Bench-grade digital meter

My needs are served half the time by a simple sub $100 DMM. Other times, I need a more complex and reliable meter. The Fluke 87V is that meter for me.

The 87V is more a general-purpose tool than Fluke’s T5, previously reviewed on Cool Tools. The T5 is a compact, limited resolution (only four-digit display) tester. It does not appear capable of measuring many of the things that the 87V can handle. The 87V can measure a much wider range of voltages and currents with greater accuracy. It also has an analog-style bar graph to help show trends, stores max./min. readings and will sound warnings if limits are exceeded. It can answer all the same questions as the T5, except in some cases it would need a probe (the open jaw mechanism for measuring current without breaking the circuit is the T5’s killer feature).

The 87V can also measure temperature (with a probe), frequency (for control circuits) and handles in-line current measurement to 20A. The peak capture will let you see spikes on a signal/control line as short as 250 us. It also has built-in filters for measuring voltages on noisy lines (as with motors).

If you only need to know how many volts or how many amps in a household setting, the T5 is surely sufficient. If you want a bench-grade tool for the homeowner, automotive and/or electronics hobbyist, the 87V is the real deal. For me, most of the time, the application is automotive or motorcycling (ensuring that things are charging and within spec); or that I can confirm the homemade wiring harness is assembled correctly prior to plugging in the $100-plus parts and accidentally cooking them. For more complex things, like servo controls in remote control applications, the duty-cycle measurements the 87V gives help confirm that the servos are in the right position.

I don’t use the frequency feature very much, but temperature measurement is useful in a few applications when debugging cooling problems in equipment, too. When trying to solve a problem with a power supply or load-induced glitch, the max/min hold functionality is great. You can stress and test the circuit and see the min. (or max.) readings after the fact to confirm, or refute, the problem.

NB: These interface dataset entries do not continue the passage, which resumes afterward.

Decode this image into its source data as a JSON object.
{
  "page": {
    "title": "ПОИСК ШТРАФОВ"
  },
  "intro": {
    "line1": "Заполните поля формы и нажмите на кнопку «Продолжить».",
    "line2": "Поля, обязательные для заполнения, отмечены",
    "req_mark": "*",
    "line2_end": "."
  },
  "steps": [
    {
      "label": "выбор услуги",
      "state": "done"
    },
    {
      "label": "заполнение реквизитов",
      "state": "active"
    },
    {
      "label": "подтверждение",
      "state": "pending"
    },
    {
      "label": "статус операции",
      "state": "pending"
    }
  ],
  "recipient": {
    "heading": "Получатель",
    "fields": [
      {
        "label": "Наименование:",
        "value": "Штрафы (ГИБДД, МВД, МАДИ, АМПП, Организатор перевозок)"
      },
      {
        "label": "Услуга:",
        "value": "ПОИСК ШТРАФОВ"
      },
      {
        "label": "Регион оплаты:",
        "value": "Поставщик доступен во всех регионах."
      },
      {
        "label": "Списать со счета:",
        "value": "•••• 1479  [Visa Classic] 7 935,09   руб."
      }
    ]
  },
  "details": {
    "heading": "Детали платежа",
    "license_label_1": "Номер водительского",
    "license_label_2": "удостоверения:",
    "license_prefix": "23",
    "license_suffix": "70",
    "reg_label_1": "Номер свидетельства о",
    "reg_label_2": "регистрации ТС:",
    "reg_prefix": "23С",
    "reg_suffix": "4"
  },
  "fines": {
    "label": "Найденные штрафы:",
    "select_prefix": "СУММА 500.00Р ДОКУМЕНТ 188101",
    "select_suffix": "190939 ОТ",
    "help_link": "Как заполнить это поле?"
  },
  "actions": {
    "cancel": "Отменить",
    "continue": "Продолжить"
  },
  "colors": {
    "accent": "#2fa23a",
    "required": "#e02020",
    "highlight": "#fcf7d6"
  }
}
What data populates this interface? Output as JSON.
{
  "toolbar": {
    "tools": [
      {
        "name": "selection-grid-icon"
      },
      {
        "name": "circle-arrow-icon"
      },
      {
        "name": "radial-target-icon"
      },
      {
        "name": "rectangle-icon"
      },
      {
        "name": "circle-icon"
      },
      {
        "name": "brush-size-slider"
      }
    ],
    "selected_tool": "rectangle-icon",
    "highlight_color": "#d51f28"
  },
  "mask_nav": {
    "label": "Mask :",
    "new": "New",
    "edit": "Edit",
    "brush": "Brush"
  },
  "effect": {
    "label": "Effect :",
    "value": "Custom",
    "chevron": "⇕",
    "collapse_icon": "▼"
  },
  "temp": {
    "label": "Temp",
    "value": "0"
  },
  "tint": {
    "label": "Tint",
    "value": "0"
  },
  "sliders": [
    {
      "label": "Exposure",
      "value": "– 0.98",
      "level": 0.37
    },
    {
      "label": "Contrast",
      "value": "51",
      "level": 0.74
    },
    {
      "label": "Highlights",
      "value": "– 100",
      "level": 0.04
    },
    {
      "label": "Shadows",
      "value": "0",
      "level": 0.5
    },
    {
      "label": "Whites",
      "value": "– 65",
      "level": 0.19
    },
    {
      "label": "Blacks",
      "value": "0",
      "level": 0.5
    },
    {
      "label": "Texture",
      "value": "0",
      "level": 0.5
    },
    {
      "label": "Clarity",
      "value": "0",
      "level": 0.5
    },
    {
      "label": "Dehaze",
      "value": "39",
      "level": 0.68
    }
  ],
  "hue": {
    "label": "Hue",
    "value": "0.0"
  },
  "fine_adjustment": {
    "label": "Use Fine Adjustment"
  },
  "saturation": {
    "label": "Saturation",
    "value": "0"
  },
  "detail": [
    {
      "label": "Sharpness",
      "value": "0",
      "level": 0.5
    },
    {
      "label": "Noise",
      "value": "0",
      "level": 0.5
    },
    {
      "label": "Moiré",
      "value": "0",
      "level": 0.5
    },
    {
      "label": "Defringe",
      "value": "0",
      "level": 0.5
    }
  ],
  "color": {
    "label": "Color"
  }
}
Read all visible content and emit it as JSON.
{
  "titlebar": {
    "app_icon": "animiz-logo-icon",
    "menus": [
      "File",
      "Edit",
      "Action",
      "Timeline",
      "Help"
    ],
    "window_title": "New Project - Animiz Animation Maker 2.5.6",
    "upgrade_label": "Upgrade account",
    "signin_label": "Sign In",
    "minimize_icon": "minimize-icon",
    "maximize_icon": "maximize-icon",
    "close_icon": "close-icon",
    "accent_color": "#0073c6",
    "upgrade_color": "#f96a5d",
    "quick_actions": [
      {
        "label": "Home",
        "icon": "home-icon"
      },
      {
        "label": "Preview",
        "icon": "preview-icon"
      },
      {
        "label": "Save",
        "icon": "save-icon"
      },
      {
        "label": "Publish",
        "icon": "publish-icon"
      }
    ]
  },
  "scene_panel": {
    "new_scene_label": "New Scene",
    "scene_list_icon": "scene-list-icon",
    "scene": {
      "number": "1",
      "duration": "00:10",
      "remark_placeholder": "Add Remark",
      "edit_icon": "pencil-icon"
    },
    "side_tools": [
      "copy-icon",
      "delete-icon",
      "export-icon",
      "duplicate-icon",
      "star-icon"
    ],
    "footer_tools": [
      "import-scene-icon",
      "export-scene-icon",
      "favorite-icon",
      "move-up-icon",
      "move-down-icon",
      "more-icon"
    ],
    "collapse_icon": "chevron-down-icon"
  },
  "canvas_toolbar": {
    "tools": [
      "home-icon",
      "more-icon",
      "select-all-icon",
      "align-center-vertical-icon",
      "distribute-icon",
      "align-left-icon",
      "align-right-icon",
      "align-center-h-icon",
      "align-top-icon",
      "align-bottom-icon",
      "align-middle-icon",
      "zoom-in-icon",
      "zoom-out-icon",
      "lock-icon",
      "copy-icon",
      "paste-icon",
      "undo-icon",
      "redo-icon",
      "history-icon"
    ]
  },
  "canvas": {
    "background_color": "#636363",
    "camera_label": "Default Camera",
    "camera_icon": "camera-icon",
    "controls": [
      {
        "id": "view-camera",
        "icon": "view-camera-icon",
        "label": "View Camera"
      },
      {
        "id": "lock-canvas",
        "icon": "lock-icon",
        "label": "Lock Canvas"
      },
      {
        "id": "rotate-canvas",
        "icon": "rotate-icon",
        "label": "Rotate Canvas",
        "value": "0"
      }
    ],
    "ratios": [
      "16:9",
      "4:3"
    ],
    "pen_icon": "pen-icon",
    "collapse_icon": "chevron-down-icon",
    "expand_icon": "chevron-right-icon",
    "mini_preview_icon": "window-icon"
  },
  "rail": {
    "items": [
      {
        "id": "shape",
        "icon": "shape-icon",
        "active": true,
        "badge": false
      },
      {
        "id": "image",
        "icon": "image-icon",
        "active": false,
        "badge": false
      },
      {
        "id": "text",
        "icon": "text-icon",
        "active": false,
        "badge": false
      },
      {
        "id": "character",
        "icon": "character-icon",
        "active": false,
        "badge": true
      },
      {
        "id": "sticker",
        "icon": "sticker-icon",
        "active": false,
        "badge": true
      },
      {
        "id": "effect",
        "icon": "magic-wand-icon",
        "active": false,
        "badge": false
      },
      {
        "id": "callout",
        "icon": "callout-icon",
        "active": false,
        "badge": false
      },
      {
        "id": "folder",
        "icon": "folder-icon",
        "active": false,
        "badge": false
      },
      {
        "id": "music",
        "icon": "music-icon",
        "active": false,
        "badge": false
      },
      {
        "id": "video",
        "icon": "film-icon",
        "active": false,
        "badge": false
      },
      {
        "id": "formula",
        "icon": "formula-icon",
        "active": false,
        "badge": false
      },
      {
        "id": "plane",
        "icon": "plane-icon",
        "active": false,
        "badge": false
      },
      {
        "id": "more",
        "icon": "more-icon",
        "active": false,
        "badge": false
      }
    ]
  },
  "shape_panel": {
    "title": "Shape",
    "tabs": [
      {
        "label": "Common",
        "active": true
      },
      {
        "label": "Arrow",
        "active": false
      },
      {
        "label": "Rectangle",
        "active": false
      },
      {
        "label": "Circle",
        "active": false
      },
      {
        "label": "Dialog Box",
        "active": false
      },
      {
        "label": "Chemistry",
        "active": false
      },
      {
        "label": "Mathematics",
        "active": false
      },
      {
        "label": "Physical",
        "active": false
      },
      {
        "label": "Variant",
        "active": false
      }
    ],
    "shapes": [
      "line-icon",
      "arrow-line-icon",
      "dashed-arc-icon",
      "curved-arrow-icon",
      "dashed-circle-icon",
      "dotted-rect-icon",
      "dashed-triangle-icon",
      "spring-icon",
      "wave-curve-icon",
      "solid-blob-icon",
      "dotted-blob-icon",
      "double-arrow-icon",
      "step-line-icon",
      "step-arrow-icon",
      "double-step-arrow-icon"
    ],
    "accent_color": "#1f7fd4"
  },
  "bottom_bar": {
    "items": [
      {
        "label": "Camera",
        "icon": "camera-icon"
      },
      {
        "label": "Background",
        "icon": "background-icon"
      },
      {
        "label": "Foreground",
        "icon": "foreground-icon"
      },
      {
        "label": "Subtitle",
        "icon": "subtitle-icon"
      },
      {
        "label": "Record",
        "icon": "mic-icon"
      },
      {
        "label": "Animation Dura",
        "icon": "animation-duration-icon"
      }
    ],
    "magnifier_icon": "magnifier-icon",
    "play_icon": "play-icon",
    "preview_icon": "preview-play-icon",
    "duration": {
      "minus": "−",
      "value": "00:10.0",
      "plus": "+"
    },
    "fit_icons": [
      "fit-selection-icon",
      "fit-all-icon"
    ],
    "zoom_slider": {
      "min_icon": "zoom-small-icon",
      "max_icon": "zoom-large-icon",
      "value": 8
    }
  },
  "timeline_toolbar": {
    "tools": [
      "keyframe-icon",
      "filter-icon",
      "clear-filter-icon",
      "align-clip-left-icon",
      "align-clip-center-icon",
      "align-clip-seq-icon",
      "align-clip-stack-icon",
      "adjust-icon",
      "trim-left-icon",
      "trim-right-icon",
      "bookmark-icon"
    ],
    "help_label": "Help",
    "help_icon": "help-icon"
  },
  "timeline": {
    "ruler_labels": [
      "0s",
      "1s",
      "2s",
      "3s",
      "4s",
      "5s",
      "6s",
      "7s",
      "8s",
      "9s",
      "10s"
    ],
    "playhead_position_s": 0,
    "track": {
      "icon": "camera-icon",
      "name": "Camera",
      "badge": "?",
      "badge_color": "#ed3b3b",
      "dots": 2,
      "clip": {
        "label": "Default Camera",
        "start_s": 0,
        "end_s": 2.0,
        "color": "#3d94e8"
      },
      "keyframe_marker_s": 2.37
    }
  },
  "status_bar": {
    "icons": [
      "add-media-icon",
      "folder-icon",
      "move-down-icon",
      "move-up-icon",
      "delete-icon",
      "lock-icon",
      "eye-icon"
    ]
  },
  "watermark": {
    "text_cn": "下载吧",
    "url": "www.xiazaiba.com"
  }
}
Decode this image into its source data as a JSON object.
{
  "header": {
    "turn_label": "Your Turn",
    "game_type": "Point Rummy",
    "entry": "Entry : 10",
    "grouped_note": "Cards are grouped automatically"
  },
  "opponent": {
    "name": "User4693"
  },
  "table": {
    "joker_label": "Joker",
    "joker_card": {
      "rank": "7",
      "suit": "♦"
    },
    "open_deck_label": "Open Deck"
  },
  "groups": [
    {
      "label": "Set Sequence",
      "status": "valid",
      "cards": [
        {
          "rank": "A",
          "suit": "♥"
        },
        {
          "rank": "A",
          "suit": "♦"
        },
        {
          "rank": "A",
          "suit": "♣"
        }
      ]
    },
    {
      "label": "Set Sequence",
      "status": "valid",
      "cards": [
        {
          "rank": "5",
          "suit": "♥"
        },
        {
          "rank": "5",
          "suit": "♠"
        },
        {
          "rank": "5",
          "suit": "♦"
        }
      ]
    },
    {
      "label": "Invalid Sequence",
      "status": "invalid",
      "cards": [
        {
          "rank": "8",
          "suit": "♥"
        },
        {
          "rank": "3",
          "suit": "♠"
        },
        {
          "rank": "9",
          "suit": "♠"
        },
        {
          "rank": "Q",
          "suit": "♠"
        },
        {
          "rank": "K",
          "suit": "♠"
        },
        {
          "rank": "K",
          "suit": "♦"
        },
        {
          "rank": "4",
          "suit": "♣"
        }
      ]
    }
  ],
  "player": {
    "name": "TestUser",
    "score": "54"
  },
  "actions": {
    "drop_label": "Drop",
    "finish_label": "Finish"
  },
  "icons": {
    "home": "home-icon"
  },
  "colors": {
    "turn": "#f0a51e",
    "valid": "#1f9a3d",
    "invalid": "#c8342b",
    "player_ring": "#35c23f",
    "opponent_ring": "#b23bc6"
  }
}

The Fluke 87V is the benchmark by which most are measured. Knowing that it can be beat on and abused, yet continues to give me lab-grade results year after year means I just depend on it and stop wondering what is going on. It tells me.

09/8/09 -- Alan Hawrylyshen